Could Fred Thompson be a decent ‘compromise’ candidate for the thousands of us pulling for Ron Paul?  Possibly, he even manages a halfway positive write up from <a href=”http://www.reason.com/news/show/122572.html”>Jacob Sullum on Reason</a>. He does espouse the virtues of small government and actually seems to give more than lip service to that idea,  and has a voting record to prove his belief.   Of course, his views on the war are a complete 180 from Paul.  But it may show just how radical today’s Republican candidates have become that Thompson may now, along with Paul, be the only candidates out there who are both extolling the virtues of small government and have a record that shows they believe it too.

The real problem for Thompson is that he has to start taking this seriously and looking presidential.  I think Hillary Clinton really seems to understand the mood of the electorate this year, and she understands that during a time of unpopular war, the American voter is probably going to place a higher importance on experience and competence than in most elections.

The biggest negative about Thompson is a perception that he’s not ‘serious’ as a candidate.  Essentially, skipping the New Hampshire debate to appear on Jay Leno, was, I think, a huge mistake, and the kind of mistake that has to be a one-time thing, not a trend.   Ross Perot could have been president in 1992 until he tried to drop out of the race, almost strictly to avoid a bruising debate fight.  When he came back in, he had lost all credibility.   Thompson can’t follow Perot’s path in either action or spirit if he hopes to win in 2008.

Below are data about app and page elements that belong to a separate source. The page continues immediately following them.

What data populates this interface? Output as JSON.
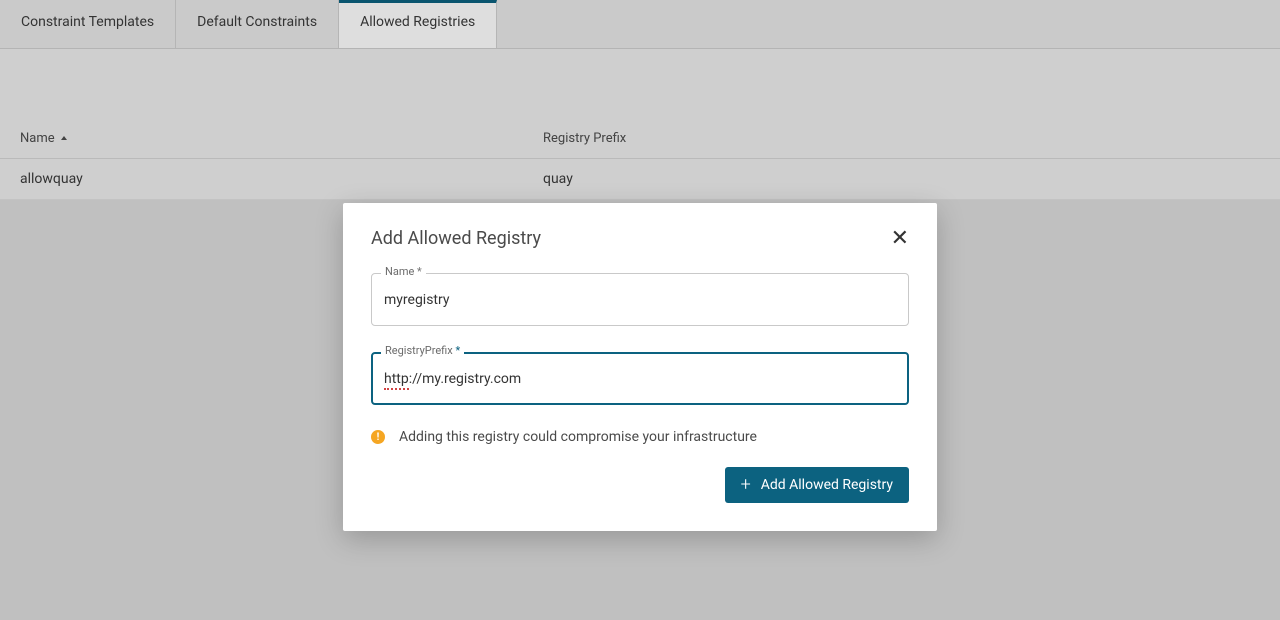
{
  "tabs": [
    {
      "label": "Constraint Templates"
    },
    {
      "label": "Default Constraints"
    },
    {
      "label": "Allowed Registries"
    }
  ],
  "table": {
    "columns": {
      "name": "Name",
      "prefix": "Registry Prefix"
    },
    "rows": [
      {
        "name": "allowquay",
        "prefix": "quay"
      }
    ]
  },
  "modal": {
    "title": "Add Allowed Registry",
    "fields": {
      "name": {
        "label": "Name",
        "required": "*",
        "value": "myregistry"
      },
      "prefix": {
        "label": "RegistryPrefix",
        "required": "*",
        "value": "http://my.registry.com"
      }
    },
    "warning": "Adding this registry could compromise your infrastructure",
    "submit": "Add Allowed Registry"
  }
}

Thompson has to start getting down and dirty.  At least he seems to have committed to a decent number of debates, including one that’s already been canceled! That’s a good start.

My current handicap ….

Democratic nomination…   65% chance for HIllary, 35% for Obama.  I originally wrote 60-40 for Clinton.  Obama does have a number of things going for him, including incredible dynamism, strong fundraising, decent polling in Iowa, and, amazingly, could have the ‘electability’ factor as an advantage, if he’d use it.  You can be sure the Clintonites will turn, in very quiet ways, no doubt, Obama’s race against him.  Much as how Kerry came from behind against Dean in 2004, Obama can still use electability to his advantage.    But Senator Clinton is doing a fine job, I think, so far in her campaign, and may actually be helping to erase her fairly large negatives with the general populace.  Who would have thought that Clinton would be the one candidate on both sides sitting closest to the ‘middle’?

Republican nomination … who the heck knows!? Right now I think it’s a horse race between Romney and Giuliani.  Romney has both money and strong polling in early states that could easily vault him over Giuliani.  Thompson has a real shot as long as he shows he’s serious.  I’d love to see McCain get it, but GOP primary voters seem to be his hardest audience.   Ron Paul is, I think, along with Mike Huckabee, a legitimate wild card, but still does not seem to have a real chance at the nomination.  That could change for them if either Iowa or New Hampshire go for either one in a big way early on.